The type of treatment a child may receive will be based on a number of factors, including the nature of the cancer and well-being of the child.  Generally the three types of treatment are:

  • Surgery: Surgery involves the removal of cancerous tumour(s) from the affected areas of the body. The type of surgery performed depends on the site of the cancerous tumour(s). A doctor will discuss any surgical procedures with the family if surgery is the best treatment option.

  • Chemotherapy: Chemotherapy involves the use of drugs to damage cancerous cells in the body. Unfortunately they also produce unwanted side-effects by damaging cells that are actively growing. This can lead to hair loss and mouth ulcers among other side-effects. Chemotherapy for children with cancer or a haematological disorder is given in the Royal Hospital for Sick Children.

  • Radiotherapy: Radiotherapy is the use of radiation on a specific part of the body. The intention is for the radiation to destroy abnormal, cancerous cells.  The abnormal cells are destroyed and any normal cells that may be damaged should grow back.  Radiotherapy is given to patients in the Northern Ireland Cancer Centre which is based beside the Belfast City Hospital site. Read more information on Radiotherapy in the Cancer Centre. 

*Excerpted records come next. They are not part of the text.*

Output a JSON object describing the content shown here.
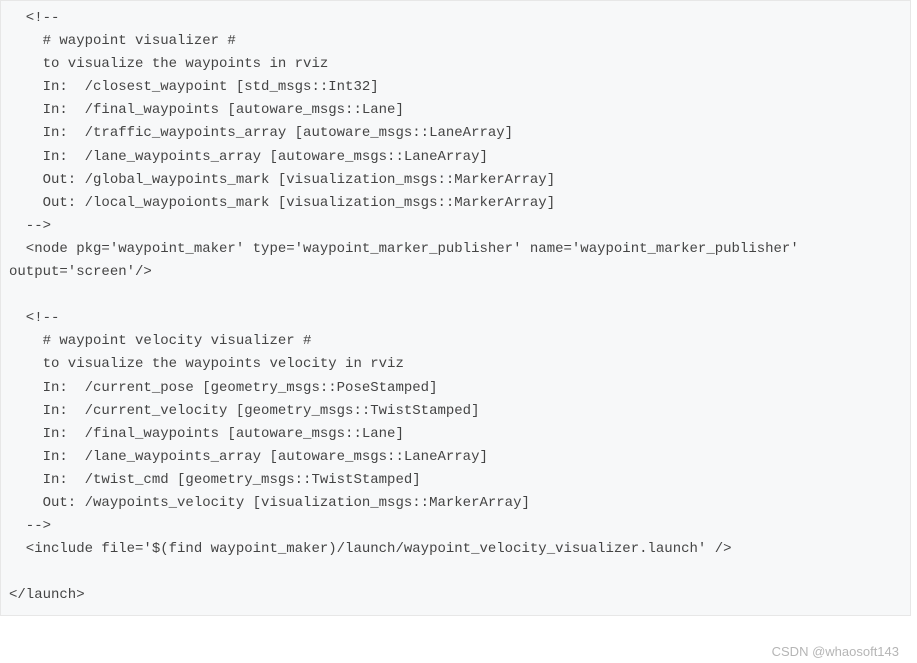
{
  "code": {
    "l01": "  <!--",
    "l02": "    # waypoint visualizer #",
    "l03": "    to visualize the waypoints in rviz",
    "l04": "    In:  /closest_waypoint [std_msgs::Int32]",
    "l05": "    In:  /final_waypoints [autoware_msgs::Lane]",
    "l06": "    In:  /traffic_waypoints_array [autoware_msgs::LaneArray]",
    "l07": "    In:  /lane_waypoints_array [autoware_msgs::LaneArray]",
    "l08": "    Out: /global_waypoints_mark [visualization_msgs::MarkerArray]",
    "l09": "    Out: /local_waypoionts_mark [visualization_msgs::MarkerArray]",
    "l10": "  -->",
    "l11": "  <node pkg='waypoint_maker' type='waypoint_marker_publisher' name='waypoint_marker_publisher'",
    "l12": "output='screen'/>",
    "l13": "",
    "l14": "  <!--",
    "l15": "    # waypoint velocity visualizer #",
    "l16": "    to visualize the waypoints velocity in rviz",
    "l17": "    In:  /current_pose [geometry_msgs::PoseStamped]",
    "l18": "    In:  /current_velocity [geometry_msgs::TwistStamped]",
    "l19": "    In:  /final_waypoints [autoware_msgs::Lane]",
    "l20": "    In:  /lane_waypoints_array [autoware_msgs::LaneArray]",
    "l21": "    In:  /twist_cmd [geometry_msgs::TwistStamped]",
    "l22": "    Out: /waypoints_velocity [visualization_msgs::MarkerArray]",
    "l23": "  -->",
    "l24": "  <include file='$(find waypoint_maker)/launch/waypoint_velocity_visualizer.launch' />",
    "l25": "",
    "l26": "</launch>"
  },
  "watermark": "CSDN @whaosoft143"
}
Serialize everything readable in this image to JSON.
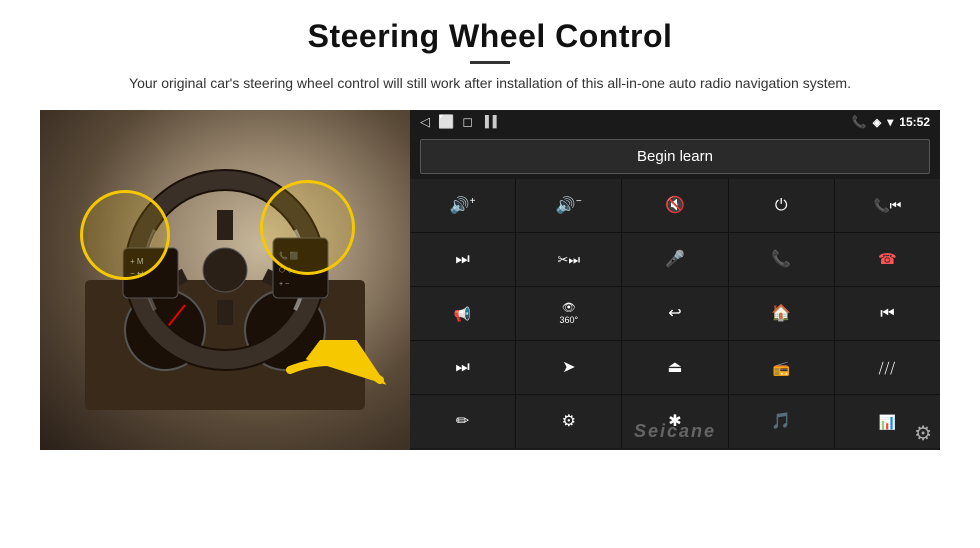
{
  "header": {
    "title": "Steering Wheel Control",
    "subtitle": "Your original car's steering wheel control will still work after installation of this all-in-one auto radio navigation system."
  },
  "status_bar": {
    "back_icon": "◁",
    "home_icon": "⬜",
    "recent_icon": "◻",
    "phone_icon": "📞",
    "location_icon": "◈",
    "wifi_icon": "▾",
    "time": "15:52"
  },
  "begin_learn_label": "Begin learn",
  "controls": [
    {
      "icon": "🔊+",
      "label": "vol-up"
    },
    {
      "icon": "🔊−",
      "label": "vol-down"
    },
    {
      "icon": "🔇",
      "label": "mute"
    },
    {
      "icon": "⏻",
      "label": "power"
    },
    {
      "icon": "📞⏮",
      "label": "call-prev"
    },
    {
      "icon": "⏭",
      "label": "next-track"
    },
    {
      "icon": "✂⏭",
      "label": "ff"
    },
    {
      "icon": "🎤",
      "label": "mic"
    },
    {
      "icon": "📞",
      "label": "call"
    },
    {
      "icon": "📞↩",
      "label": "hang-up"
    },
    {
      "icon": "🔊",
      "label": "speaker"
    },
    {
      "icon": "360",
      "label": "360-cam"
    },
    {
      "icon": "↩",
      "label": "back"
    },
    {
      "icon": "🏠",
      "label": "home"
    },
    {
      "icon": "⏮⏮",
      "label": "prev-track"
    },
    {
      "icon": "⏭⏭",
      "label": "fast-forward"
    },
    {
      "icon": "➤",
      "label": "nav"
    },
    {
      "icon": "⏏",
      "label": "eject"
    },
    {
      "icon": "📻",
      "label": "radio"
    },
    {
      "icon": "|||",
      "label": "settings-sliders"
    },
    {
      "icon": "✏",
      "label": "edit"
    },
    {
      "icon": "⚙",
      "label": "settings2"
    },
    {
      "icon": "✱",
      "label": "bluetooth"
    },
    {
      "icon": "🎵",
      "label": "music"
    },
    {
      "icon": "📊",
      "label": "equalizer"
    }
  ],
  "watermark": "Seicane",
  "gear_icon": "⚙"
}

Read more information on the treatments for children with cancer.